## Material provided
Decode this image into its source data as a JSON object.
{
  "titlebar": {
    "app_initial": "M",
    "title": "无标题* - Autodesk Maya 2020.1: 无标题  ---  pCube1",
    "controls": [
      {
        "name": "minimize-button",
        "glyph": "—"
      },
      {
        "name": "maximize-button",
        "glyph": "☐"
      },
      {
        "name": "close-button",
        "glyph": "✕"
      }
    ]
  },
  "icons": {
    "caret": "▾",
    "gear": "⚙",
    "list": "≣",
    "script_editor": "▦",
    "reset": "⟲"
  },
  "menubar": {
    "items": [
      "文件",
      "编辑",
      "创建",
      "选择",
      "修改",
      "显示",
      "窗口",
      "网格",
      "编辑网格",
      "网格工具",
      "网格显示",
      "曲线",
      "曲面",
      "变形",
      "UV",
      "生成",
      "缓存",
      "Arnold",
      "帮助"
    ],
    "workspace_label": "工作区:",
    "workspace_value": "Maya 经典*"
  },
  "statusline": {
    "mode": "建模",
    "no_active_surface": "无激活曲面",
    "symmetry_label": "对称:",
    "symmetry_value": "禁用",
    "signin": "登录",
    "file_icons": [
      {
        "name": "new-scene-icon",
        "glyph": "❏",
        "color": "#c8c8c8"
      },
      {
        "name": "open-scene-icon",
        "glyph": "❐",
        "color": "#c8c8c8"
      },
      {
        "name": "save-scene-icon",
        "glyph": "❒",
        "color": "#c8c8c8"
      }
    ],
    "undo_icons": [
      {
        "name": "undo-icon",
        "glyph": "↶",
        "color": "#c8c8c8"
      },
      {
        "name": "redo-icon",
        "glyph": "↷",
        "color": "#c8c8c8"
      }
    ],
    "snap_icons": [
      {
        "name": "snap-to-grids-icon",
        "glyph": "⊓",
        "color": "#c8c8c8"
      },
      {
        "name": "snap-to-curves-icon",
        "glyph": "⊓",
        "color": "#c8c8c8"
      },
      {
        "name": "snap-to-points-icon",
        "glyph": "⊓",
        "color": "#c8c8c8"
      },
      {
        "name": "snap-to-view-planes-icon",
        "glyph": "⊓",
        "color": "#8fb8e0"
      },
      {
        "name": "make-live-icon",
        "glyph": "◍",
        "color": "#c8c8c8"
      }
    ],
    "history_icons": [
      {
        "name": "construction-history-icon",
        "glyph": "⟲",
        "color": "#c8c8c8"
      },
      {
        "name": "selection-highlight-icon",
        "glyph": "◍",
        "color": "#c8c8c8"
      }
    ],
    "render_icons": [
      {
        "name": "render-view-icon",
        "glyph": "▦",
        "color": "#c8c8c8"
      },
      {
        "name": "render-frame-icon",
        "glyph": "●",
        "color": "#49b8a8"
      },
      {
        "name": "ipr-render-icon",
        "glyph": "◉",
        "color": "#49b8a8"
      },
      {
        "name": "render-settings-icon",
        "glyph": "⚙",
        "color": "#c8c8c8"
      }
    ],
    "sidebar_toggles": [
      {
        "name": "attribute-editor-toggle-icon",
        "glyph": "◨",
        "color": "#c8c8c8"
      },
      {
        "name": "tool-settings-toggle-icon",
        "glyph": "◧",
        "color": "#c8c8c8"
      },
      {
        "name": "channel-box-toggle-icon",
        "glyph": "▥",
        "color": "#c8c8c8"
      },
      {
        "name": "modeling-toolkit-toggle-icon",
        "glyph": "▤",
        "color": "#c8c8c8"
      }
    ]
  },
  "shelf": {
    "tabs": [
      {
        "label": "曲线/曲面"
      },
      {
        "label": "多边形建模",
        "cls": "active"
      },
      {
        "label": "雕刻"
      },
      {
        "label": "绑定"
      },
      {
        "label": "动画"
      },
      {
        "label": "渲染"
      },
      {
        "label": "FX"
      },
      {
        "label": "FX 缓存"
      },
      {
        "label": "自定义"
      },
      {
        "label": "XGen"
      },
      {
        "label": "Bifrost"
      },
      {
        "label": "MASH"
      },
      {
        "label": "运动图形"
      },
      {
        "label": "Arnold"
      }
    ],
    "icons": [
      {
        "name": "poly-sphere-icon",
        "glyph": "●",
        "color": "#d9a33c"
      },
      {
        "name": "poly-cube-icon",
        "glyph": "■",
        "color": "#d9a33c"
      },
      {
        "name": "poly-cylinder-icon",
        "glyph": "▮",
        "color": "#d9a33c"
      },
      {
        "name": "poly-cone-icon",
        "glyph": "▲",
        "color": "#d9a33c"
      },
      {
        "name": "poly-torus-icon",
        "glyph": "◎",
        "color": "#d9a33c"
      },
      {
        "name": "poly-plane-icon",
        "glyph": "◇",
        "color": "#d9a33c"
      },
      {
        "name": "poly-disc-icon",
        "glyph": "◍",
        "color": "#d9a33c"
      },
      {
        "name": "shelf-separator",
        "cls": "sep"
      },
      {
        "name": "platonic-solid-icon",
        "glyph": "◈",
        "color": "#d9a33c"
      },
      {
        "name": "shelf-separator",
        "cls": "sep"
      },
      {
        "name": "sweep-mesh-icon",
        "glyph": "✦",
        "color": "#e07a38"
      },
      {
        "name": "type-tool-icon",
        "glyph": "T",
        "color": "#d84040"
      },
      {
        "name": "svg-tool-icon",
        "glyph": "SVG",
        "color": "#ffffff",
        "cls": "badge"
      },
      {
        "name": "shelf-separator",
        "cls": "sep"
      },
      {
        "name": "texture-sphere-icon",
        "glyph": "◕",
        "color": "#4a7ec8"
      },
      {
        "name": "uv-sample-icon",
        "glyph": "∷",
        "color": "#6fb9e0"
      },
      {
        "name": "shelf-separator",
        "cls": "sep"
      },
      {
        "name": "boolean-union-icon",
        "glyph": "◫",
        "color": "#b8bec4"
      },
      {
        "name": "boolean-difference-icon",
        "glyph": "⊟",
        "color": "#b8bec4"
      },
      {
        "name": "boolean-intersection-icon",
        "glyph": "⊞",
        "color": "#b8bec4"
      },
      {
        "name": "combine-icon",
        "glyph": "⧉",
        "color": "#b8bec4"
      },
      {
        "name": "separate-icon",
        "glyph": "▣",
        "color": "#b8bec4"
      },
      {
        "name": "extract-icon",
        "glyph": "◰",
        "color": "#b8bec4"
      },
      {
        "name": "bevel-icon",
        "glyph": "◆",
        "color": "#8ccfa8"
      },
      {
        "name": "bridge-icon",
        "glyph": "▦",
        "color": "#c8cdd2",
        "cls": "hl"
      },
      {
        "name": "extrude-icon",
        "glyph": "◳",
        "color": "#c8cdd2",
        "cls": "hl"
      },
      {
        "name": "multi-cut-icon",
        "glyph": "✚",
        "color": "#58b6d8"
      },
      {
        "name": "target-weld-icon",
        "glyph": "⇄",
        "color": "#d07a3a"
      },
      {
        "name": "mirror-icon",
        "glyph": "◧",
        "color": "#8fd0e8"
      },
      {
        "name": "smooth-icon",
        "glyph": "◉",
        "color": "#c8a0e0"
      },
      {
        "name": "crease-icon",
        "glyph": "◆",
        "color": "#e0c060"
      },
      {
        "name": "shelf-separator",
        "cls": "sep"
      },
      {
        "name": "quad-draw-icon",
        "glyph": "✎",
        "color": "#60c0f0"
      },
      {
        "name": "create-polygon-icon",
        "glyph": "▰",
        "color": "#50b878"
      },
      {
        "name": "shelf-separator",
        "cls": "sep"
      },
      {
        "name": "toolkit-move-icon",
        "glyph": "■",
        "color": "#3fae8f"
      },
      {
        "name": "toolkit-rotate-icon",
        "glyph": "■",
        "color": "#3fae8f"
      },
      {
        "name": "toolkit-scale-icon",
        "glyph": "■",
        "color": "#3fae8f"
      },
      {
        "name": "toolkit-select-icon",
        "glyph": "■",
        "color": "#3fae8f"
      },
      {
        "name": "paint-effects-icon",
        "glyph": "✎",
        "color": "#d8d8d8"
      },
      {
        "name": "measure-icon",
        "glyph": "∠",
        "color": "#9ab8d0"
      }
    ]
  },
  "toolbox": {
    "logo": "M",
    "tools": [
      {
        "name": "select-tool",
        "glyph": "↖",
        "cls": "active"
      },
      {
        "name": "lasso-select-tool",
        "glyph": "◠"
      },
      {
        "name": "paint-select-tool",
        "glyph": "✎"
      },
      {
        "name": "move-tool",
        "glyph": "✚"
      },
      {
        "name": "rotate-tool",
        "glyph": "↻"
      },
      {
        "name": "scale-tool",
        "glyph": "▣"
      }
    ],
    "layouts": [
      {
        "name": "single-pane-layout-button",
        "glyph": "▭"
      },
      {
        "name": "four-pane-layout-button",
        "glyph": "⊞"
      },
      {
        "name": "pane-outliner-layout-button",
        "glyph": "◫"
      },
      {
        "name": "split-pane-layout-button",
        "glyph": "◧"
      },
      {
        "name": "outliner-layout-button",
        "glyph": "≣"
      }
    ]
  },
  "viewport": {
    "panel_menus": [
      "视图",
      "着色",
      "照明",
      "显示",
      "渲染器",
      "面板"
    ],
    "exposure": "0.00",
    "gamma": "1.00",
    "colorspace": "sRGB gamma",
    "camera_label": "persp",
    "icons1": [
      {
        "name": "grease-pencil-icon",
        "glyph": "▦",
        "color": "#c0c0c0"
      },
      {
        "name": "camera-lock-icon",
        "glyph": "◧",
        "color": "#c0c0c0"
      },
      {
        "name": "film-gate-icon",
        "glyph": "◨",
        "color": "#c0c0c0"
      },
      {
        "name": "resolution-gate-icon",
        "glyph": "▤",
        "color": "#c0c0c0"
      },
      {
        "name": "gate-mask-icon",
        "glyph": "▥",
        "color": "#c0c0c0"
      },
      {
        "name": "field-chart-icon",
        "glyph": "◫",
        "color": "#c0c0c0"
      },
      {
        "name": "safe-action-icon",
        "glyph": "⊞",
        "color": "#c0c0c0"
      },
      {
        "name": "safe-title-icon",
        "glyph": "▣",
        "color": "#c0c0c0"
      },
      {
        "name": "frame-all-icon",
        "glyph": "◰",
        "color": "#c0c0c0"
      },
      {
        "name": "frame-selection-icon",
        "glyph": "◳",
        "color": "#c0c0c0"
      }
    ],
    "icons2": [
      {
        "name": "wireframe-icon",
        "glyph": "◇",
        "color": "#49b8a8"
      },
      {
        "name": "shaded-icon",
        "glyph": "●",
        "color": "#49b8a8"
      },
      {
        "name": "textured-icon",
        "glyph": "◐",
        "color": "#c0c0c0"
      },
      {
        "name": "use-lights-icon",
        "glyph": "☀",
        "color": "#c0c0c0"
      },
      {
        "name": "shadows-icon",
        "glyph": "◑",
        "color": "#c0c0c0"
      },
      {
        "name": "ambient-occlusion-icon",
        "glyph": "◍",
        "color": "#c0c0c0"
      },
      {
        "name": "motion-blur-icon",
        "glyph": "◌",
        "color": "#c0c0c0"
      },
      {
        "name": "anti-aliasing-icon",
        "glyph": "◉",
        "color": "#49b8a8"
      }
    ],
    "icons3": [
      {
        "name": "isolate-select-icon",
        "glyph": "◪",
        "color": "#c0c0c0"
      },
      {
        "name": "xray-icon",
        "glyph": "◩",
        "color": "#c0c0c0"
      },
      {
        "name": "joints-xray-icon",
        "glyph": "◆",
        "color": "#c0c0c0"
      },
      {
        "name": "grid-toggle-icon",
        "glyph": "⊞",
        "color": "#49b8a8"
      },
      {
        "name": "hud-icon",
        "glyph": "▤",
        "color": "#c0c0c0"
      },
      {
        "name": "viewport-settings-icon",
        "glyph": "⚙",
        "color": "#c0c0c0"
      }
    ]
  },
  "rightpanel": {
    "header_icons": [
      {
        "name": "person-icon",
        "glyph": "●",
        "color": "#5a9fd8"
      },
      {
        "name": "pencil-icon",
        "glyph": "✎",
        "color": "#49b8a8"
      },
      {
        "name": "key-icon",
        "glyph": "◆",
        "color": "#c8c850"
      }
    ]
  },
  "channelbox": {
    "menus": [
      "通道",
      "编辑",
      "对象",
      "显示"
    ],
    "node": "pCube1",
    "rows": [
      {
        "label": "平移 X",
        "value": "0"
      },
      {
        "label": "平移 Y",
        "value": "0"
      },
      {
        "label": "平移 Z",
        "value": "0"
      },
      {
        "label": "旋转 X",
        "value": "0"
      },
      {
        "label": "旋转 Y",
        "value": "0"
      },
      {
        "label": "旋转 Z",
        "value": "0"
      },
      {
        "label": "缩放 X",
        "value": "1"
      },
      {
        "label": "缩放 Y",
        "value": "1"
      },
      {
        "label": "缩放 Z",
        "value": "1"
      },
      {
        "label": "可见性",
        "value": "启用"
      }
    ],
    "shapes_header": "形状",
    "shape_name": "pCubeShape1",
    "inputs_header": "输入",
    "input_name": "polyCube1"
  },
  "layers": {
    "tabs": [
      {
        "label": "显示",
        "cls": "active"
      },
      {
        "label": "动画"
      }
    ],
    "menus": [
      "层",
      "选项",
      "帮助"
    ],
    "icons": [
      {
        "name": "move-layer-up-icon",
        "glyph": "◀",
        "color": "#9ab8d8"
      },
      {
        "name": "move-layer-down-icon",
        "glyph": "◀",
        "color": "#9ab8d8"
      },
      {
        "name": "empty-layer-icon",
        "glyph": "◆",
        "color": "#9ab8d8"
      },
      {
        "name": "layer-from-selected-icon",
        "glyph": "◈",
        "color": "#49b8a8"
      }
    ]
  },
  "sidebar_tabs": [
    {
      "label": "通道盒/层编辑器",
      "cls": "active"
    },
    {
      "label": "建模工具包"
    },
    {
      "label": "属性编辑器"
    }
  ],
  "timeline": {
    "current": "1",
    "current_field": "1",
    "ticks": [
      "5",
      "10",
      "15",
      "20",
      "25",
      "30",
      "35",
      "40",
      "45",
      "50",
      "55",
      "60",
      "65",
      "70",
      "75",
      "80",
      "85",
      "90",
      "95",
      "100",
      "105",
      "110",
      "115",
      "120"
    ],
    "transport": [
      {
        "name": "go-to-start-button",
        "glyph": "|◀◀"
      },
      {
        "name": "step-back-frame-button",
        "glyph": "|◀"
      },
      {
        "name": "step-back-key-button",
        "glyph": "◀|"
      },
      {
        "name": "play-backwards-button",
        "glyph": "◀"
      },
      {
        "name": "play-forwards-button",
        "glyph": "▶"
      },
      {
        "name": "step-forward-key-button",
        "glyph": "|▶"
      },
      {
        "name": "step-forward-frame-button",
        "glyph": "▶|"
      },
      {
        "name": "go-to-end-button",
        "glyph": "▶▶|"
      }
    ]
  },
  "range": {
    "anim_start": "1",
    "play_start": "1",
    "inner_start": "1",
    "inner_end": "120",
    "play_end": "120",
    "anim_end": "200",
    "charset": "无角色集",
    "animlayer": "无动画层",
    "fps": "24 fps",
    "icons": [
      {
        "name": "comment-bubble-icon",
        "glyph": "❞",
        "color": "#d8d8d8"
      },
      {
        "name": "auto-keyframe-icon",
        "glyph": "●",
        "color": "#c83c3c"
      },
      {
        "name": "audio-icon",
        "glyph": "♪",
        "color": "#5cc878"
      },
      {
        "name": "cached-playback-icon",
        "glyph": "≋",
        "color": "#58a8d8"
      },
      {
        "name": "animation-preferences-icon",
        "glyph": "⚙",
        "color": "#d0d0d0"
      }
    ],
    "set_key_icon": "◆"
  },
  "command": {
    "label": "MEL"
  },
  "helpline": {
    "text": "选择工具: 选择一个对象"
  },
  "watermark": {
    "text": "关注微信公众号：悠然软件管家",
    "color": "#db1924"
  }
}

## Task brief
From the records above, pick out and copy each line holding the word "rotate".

## Solved problem
        "name": "toolkit-rotate-icon",
        "name": "rotate-tool",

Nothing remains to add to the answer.